Special to The Seattle Times
For a run-of-the-mill hip-hop drama, "ATL" has some engaging hooks that set it apart from the predictable formula of urban youth struggling to steer clear of crime and pull themselves up to a better life.
Foremost is an appealing cast of mostly newcomers fleshing out snappy dialogue that genuinely sounds like it's coming out of the mouths of teenagers in the oppressive reality of metropolitan Atlanta (what they refer to in airport parlance as ATL).

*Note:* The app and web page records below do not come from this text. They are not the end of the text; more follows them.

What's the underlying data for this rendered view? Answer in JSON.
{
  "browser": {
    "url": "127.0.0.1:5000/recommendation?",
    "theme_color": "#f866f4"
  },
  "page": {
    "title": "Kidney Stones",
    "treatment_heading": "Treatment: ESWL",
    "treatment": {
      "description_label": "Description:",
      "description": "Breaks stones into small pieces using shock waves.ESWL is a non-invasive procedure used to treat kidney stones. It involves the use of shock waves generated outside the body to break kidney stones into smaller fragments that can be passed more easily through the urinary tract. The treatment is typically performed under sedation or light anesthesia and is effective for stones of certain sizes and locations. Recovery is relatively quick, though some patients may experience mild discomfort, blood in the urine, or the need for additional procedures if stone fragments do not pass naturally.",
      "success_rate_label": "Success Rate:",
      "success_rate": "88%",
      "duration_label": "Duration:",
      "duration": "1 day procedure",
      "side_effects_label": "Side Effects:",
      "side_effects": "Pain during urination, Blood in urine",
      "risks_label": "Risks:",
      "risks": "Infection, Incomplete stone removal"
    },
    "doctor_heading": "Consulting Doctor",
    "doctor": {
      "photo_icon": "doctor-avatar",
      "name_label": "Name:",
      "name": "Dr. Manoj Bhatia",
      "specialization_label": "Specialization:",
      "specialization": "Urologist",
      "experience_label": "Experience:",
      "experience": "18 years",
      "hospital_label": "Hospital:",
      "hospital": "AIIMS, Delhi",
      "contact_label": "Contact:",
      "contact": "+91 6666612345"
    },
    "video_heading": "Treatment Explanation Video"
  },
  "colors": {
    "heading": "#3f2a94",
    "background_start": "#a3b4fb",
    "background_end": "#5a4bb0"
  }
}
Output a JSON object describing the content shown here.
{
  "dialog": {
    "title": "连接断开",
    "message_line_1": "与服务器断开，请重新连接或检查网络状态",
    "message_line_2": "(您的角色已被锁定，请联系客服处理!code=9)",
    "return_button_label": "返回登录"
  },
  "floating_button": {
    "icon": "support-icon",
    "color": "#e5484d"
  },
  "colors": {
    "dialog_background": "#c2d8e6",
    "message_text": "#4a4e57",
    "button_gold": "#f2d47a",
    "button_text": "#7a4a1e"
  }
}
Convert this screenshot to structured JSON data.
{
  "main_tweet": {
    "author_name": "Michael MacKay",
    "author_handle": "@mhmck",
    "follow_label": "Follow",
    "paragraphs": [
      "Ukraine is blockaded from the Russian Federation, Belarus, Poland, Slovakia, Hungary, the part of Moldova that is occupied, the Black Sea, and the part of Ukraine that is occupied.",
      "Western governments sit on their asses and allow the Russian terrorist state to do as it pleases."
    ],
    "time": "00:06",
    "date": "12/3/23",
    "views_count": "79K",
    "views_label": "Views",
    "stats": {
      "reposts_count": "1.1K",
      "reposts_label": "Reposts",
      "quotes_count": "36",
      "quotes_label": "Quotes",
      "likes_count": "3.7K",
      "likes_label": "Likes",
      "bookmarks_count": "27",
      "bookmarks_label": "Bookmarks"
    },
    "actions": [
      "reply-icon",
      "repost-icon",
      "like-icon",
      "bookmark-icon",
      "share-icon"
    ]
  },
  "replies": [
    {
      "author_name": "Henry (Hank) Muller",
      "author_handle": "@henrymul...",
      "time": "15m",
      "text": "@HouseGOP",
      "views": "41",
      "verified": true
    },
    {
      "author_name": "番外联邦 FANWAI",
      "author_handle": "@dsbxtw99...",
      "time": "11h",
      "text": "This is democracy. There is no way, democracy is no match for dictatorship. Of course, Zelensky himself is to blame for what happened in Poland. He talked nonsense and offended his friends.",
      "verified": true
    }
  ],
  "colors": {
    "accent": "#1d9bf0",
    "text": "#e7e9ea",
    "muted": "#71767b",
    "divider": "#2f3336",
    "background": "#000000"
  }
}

Making his acting debut is rap heartthrob Tip Harris (known as T.I. to those in the target audience) as Rashad, the older of two orphans who've been dumped into the care of a loser uncle (Mykelti Williamson). On top of his struggle to maintain a love life and stay true to himself, Rashad is also saddled with the role of father figure to his brother Ant (Evan Ross Naess), who's only a couple of years younger.
In one of the movie's more conventional threads, Ant finds himself susceptible to the glamorous gangsta lure of the street-drug trade, thanks to the flash of crime biggie Marcus (rapper Big Boi, aka Antwan Andre Patton) and his signature black pickup.
The social center of ATL for Rashad and his crew is a monster roller-skating rink, where they gather on Sunday nights (don't worry, "ATL" has no design on the charms of last year's period skate movie "Roll Bounce.")
Lots of interesting characters and performers roll around the rink and the rest of "ATL," especially the trio of Rashad's best friends. Harris proves himself to be a winning screen presence by keeping Rashad's turmoil just under the boiling point.
In all, the momentum of a smart script and crisp, unfussy direction by first-timer Chris Robinson make "ATL" an attractive destination for its specific demographic.
Ted Fry: firstname.lastname@example.org
Copyright © 2006 The Seattle Times Company